Future of Treatment Action Campaign Debated at Seminar
Presenters at the seminar were former General Secretary of TAC, Ms Vuyiseka Dubula; CCS staffer, Ms Faith ka-Manzi and TAC regional Co-ordinator for Durban, Mr Mzamo Zondi.
The trio said the lives of millions of South Africans living with HIV had been saved because of the tireless campaigning of TAC over the years.
Prior to the organisation’s formation in 1998 and the breakthrough in acquiring generic medicines in 2004, anti-retrovirals (ARVs) were mainly only available to the wealthy. Access to ARVs had led to a rise in life expectancy in South Africa from 52 in 2004 to 62 today.
The speakers said TAC was facing a financial crisis and they believed it was vital to assess its role in society’s health system and civil society advocacy leadership.

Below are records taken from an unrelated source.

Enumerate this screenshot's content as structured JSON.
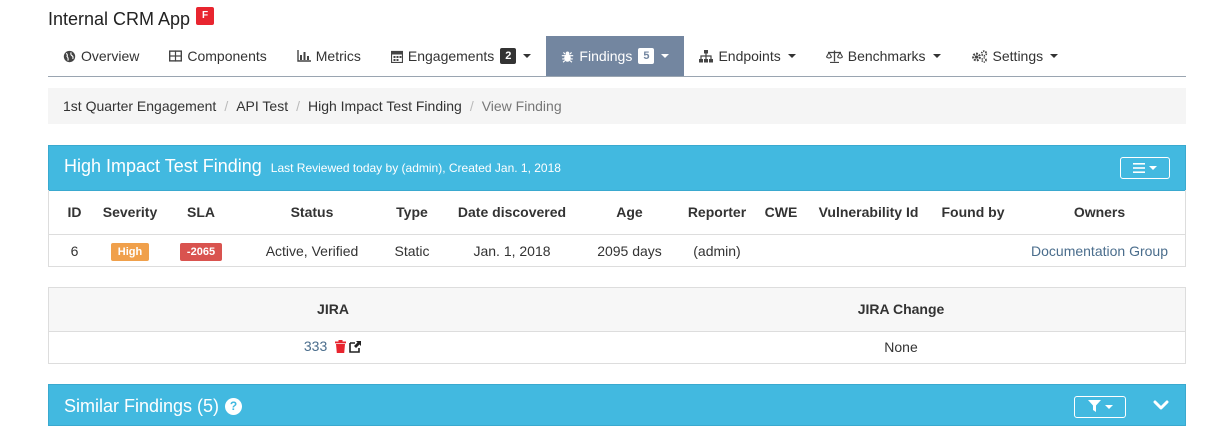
{
  "app": {
    "title": "Internal CRM App",
    "badge": "F"
  },
  "nav": {
    "items": [
      {
        "label": "Overview",
        "icon": "globe-icon"
      },
      {
        "label": "Components",
        "icon": "table-icon"
      },
      {
        "label": "Metrics",
        "icon": "bar-chart-icon"
      },
      {
        "label": "Engagements",
        "icon": "calendar-icon",
        "count": "2"
      },
      {
        "label": "Findings",
        "icon": "bug-icon",
        "count": "5",
        "active": true
      },
      {
        "label": "Endpoints",
        "icon": "sitemap-icon"
      },
      {
        "label": "Benchmarks",
        "icon": "balance-scale-icon"
      },
      {
        "label": "Settings",
        "icon": "cogs-icon"
      }
    ]
  },
  "breadcrumb": [
    "1st Quarter Engagement",
    "API Test",
    "High Impact Test Finding",
    "View Finding"
  ],
  "finding_panel": {
    "title": "High Impact Test Finding",
    "subtitle": "Last Reviewed today by (admin), Created Jan. 1, 2018"
  },
  "finding_table": {
    "headers": [
      "ID",
      "Severity",
      "SLA",
      "Status",
      "Type",
      "Date discovered",
      "Age",
      "Reporter",
      "CWE",
      "Vulnerability Id",
      "Found by",
      "Owners"
    ],
    "row": {
      "id": "6",
      "severity": "High",
      "sla": "-2065",
      "status": "Active, Verified",
      "type": "Static",
      "date_discovered": "Jan. 1, 2018",
      "age": "2095 days",
      "reporter": "(admin)",
      "cwe": "",
      "vulnerability_id": "",
      "found_by": "",
      "owners": "Documentation Group"
    }
  },
  "jira_table": {
    "headers": [
      "JIRA",
      "JIRA Change"
    ],
    "row": {
      "jira": "333",
      "jira_change": "None"
    }
  },
  "similar_panel": {
    "title": "Similar Findings (5)",
    "help": "?"
  },
  "colors": {
    "panel_header": "#42b9e0",
    "nav_active": "#7386a0",
    "severity_high": "#f0a04b",
    "sla_overdue": "#d9534f",
    "delete_icon": "#e8252f"
  }
}
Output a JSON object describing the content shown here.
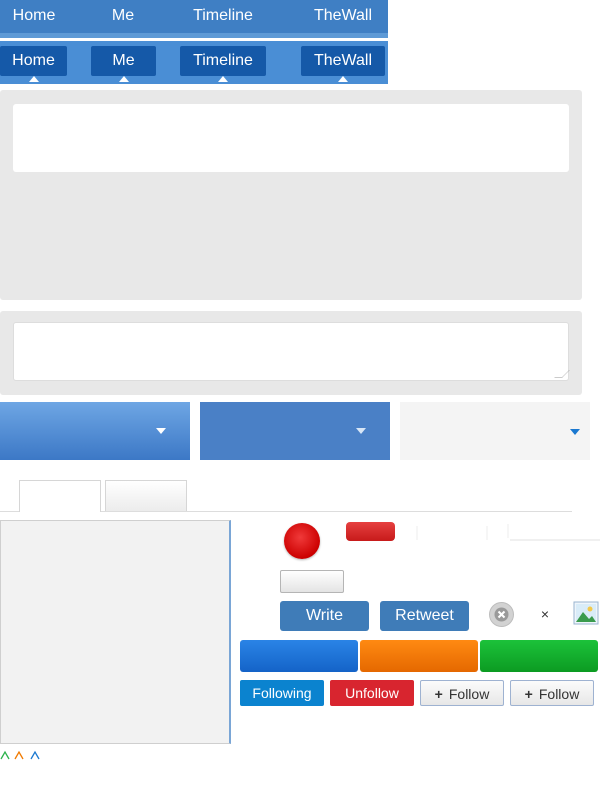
{
  "nav_primary": {
    "items": [
      "Home",
      "Me",
      "Timeline",
      "TheWall"
    ]
  },
  "nav_secondary": {
    "items": [
      "Home",
      "Me",
      "Timeline",
      "TheWall"
    ]
  },
  "actions": {
    "write_label": "Write",
    "retweet_label": "Retweet",
    "close_glyph": "×",
    "following_label": "Following",
    "unfollow_label": "Unfollow",
    "follow_label": "Follow",
    "plus_glyph": "+"
  },
  "colors": {
    "nav_blue": "#3f7fc4",
    "nav_dark": "#1559a8",
    "red": "#cc0000",
    "orange": "#f07a00",
    "green": "#12b02c",
    "following": "#0b83cf",
    "unfollow": "#d8252f"
  },
  "icons": [
    "dropdown-caret-icon",
    "close-circle-icon",
    "close-icon",
    "image-icon",
    "plus-icon"
  ]
}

Dubula asked whether historic breakthroughs achieved because of AIDS activism would be updated and renewed or would the TAC become a casualty of donor fatigue and recent funding whims?
‘We need to find resources from within our own movements, both nationally and internationally, to fund social justice activism, breaking our dependence on donor governments. The reliance on donor funding has been both a blessing and a curse. While it has provided the resources to tackle important issues, it has also made civil society organisations vulnerable to the accusation that they are imposing foreign ideas and agendas on local populations.
‘No matter how absurd these claims, they have been damaging in the war of ideas in which human rights are a critical concept. There are a number of interesting alternatives emerging now, including raising independent domestic resources for difficult activism from Africa’s new wealthy billionaires and from membership associations,’ said Dubula.
Addressing the audience, Zondi said: ‘Today the future of the TAC is under threat. This means AIDS activism is under threat. This means the South African AIDS response is under threat. Therefore we must speak in the context of a humanitarian crisis when we respond to the HIV epidemic in South Africa.
‘KwaZulu-Natal is the hardest hit by the HIV/AIDS epidemic. The province remains the epicentre with an HIV prevalence of 16.9% and it is even higher among women of reproductive age where the prevalence is 27.9%. The message we must convey to all the people of KwaZulu-Natal and South Africa and international partners is that whilst we have made substantial progress, we cannot afford to be complacent.’
Zondi believes that activism is needed to monitor and hold to account those responsible for implementing policies. ‘We need to ensure that there is transparency because corruption at all levels of government is killing poor people in our country.’
Stemming from her own personal struggle and dealing with the country’s health system, ka-Manzi praised the efforts of activists and the TAC but - within the context of proper functioning transparent health systems - criticised the government for failing its needy citizens. She tackled the “missing link” at ARV dispensing clinics for the poor and recounted how waiting in long queues could dishearten the sick and poor even further.
‘My complaint is that because of the lack of manpower, the procedure being followed now is to dish out ARVs and not to look after the medical welfare of the patients. However, I must commend the health workers in ARV clinics who go out of their way to serve us regardless of the challenges they themselves are confronted with.
‘They are faced with people who default both in taking ARVs and TB medication. It must be so disheartening for them to have seen a patient recovering then reverting back to a weak immunity.’
The audience became involved in the debate raising issues of concern about the country’s health system.